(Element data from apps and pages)
• • • • • • •

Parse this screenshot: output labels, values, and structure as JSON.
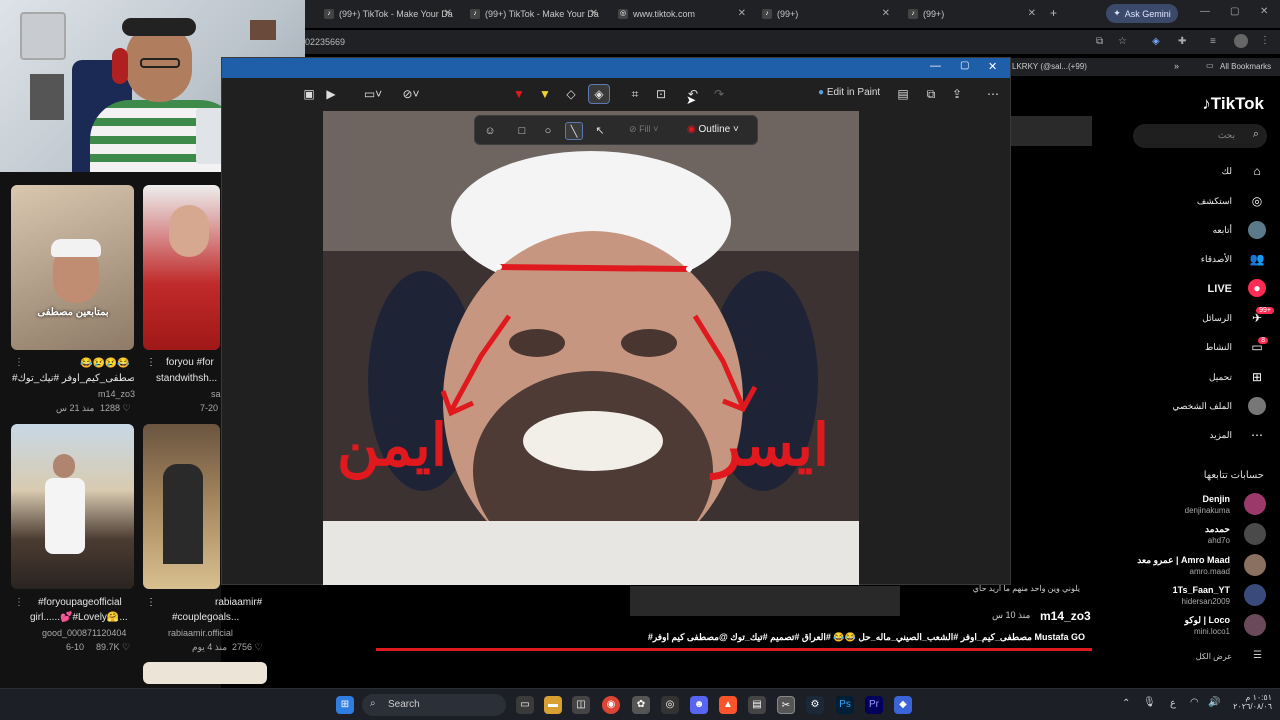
{
  "browser": {
    "tabs": [
      {
        "title": "(99+) TikTok - Make Your Da",
        "fav": "tiktok-icon"
      },
      {
        "title": "(99+) TikTok - Make Your Da",
        "fav": "tiktok-icon"
      },
      {
        "title": "www.tiktok.com",
        "fav": "globe-icon"
      },
      {
        "title": "(99+)",
        "fav": "tiktok-icon"
      },
      {
        "title": "(99+)",
        "fav": "tiktok-icon"
      }
    ],
    "new_tab": "+",
    "ask_gemini": "Ask Gemini",
    "url_fragment": "02235669",
    "bookmark_fragment": "LKRKY (@sal...(+99)",
    "all_bookmarks": "All Bookmarks"
  },
  "snipping_tool": {
    "edit_in_paint": "Edit in Paint",
    "shape_bar": {
      "fill": "Fill",
      "outline": "Outline"
    },
    "annotations": {
      "left_text": "ايمن",
      "right_text": "ايسر"
    }
  },
  "feed": {
    "cards": [
      {
        "overlay": "بمتابعين مصطفى",
        "caption": "#مصطفى_كيم_اوفر #نيك_توك...",
        "emojis": "😂😢😢😂",
        "user": "m14_zo3",
        "likes": "1288",
        "time": "منذ 21 س"
      },
      {
        "caption": "foryou #for",
        "caption2": "standwithsh...",
        "user": "sa",
        "time": "7-20"
      },
      {
        "caption": "#foryoupageofficial",
        "caption2": "girl......💕#Lovely🤗...",
        "user": "good_000871120404",
        "likes": "89.7K",
        "time": "6-10"
      },
      {
        "caption": "rabiaamir#",
        "caption2": "#couplegoals...",
        "user": "rabiaamir.official",
        "likes": "2756",
        "time": "منذ 4 يوم"
      }
    ]
  },
  "video_overlay": {
    "top_text": "يلوني وين واحد منهم ما اريد حاي",
    "user": "m14_zo3",
    "time": "منذ 10 س",
    "hashtags": "#مصطفى_كيم_اوفر #الشعب_الصيني_ماله_حل 😂😂 #العراق #تصميم #تيك_توك @مصطفى كيم اوفر Mustafa GO"
  },
  "tiktok": {
    "logo": "TikTok",
    "search_placeholder": "بحث",
    "nav": [
      {
        "label": "لك",
        "icon": "home-icon"
      },
      {
        "label": "استكشف",
        "icon": "compass-icon"
      },
      {
        "label": "أتابعه",
        "icon": "following-avatar-icon"
      },
      {
        "label": "الأصدقاء",
        "icon": "friends-icon"
      },
      {
        "label": "LIVE",
        "icon": "live-icon"
      },
      {
        "label": "الرسائل",
        "icon": "messages-icon",
        "badge": "99+"
      },
      {
        "label": "النشاط",
        "icon": "activity-icon",
        "badge": "8"
      },
      {
        "label": "تحميل",
        "icon": "upload-icon"
      },
      {
        "label": "الملف الشخصي",
        "icon": "profile-icon"
      },
      {
        "label": "المزيد",
        "icon": "more-icon"
      }
    ],
    "following_title": "حسابات تتابعها",
    "following": [
      {
        "name": "Denjin",
        "handle": "denjinakuma"
      },
      {
        "name": "حمدمد",
        "handle": "ahd7o"
      },
      {
        "name": "عمرو معد | Amro Maad",
        "handle": "amro.maad"
      },
      {
        "name": "1Ts_Faan_YT",
        "handle": "hidersan2009"
      },
      {
        "name": "لوكو | Loco",
        "handle": "mini.loco1"
      }
    ],
    "show_all": "عرض الكل"
  },
  "taskbar": {
    "search_label": "Search",
    "clock_time": "١٠:٥١ م",
    "clock_date": "٢٠٢٦/٠٨/٠٦",
    "lang": "ع"
  },
  "colors": {
    "accent_red": "#e0191f",
    "tiktok_pink": "#fe2c55",
    "titlebar_blue": "#1f5ea8"
  }
}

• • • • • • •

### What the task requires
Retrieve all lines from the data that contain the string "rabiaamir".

### Exercise result
        "caption": "rabiaamir#",
        "user": "rabiaamir.official",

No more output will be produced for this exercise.